For too long our nation has looked askance when former football players have developed a host of physical and mental problems from years of getting their brains bashed in hundreds of times per day. Former NFL players live on average 20 years less than normal male life expectancy in our country. Among the 1985 Chicago Bears who won the Superbowl, Walter Payton died of liver disease, likely spurred by addiction to pain killers; Dave Duerson, All Pro safety, committed suicide at the age of 50; Quarterback Jim McMahon now suffers from dementia and is a lead plaintiff in the class-action lawsuit against the NFL.
The problems go much deeper than former players’ health, unfortunately, as discussed in Steve Almond’s new book “Against Football: One Fan’s Reluctant Manifesto.” Because of our indulgence of football, school districts struggle for funds while municipalities build lavish stadiums often with significant tax breaks for the owners. Universities that make billions of dollars from football have tolerated star football players raping women. Only now are we starting to wake up to the deep systemic problems in society at large that this violent game has bestowed upon our society.
Walter Payton was no Abraham. He certainly was not blessed to live out the fullness of his years. However, at the end of his life he overcame his many human flaws and inspired others to do good. His final act of kindness saved many lives, and for that he is a hero.
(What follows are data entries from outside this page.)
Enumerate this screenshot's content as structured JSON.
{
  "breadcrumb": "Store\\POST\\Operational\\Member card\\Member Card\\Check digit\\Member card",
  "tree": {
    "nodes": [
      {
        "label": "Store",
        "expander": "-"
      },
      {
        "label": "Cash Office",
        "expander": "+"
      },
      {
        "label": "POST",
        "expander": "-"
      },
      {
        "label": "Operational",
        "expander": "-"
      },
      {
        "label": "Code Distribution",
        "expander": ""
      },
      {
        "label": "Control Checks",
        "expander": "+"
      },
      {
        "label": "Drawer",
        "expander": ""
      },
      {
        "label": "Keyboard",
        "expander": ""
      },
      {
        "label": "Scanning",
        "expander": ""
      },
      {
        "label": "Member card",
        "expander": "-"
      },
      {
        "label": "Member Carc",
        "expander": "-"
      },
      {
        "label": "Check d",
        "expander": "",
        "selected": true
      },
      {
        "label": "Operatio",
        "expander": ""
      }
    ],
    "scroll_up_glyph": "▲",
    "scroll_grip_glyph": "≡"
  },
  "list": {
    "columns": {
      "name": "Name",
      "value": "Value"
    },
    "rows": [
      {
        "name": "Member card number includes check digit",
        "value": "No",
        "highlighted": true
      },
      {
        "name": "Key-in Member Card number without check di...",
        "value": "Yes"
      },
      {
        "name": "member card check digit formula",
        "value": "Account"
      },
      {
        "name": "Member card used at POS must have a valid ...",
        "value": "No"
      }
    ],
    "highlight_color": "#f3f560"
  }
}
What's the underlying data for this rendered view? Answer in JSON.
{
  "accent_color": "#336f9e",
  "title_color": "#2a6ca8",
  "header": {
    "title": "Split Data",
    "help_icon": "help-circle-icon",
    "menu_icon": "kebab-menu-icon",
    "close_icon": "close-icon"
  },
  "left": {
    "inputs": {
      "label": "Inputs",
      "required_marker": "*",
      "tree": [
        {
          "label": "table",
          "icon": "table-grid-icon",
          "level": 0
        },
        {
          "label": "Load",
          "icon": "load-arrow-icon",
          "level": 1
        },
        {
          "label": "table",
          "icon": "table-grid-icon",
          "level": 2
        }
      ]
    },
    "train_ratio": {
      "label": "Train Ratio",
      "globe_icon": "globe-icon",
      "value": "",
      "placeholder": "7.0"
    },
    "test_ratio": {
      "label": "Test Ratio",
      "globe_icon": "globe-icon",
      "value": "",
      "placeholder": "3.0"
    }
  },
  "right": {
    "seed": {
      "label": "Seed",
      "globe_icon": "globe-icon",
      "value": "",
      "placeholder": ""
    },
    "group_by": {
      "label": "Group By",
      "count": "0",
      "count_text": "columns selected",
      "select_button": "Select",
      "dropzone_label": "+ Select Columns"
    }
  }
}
His legacy should be reexamined to bring safety and common sense into American sports and to remind us all of what truly matters.
When I found a tie with Edvard Munch’s “The Scream,” it was clear to me that it would be perfect for Parashat Vayera. The question is what specific connection or “tie-in” it has. The next question is what kind of a scream is represented? Is it a scream of terror or a scream of joy? If the latter, perhaps it’s the aged Sarah expressing her shock that she is going to give birth to a son. On the terror side there are multiple options. It could be Abraham hearing about God’s planned destruction of Sodom and Amorah and his righteous indignation that the just might perish with the wicked. It could be the wife of Lot gazing upon Sodom and Amorah as they burn from fire and brimstone. She turns into a pillar of salt from the shock. Or…
View original post 36 more words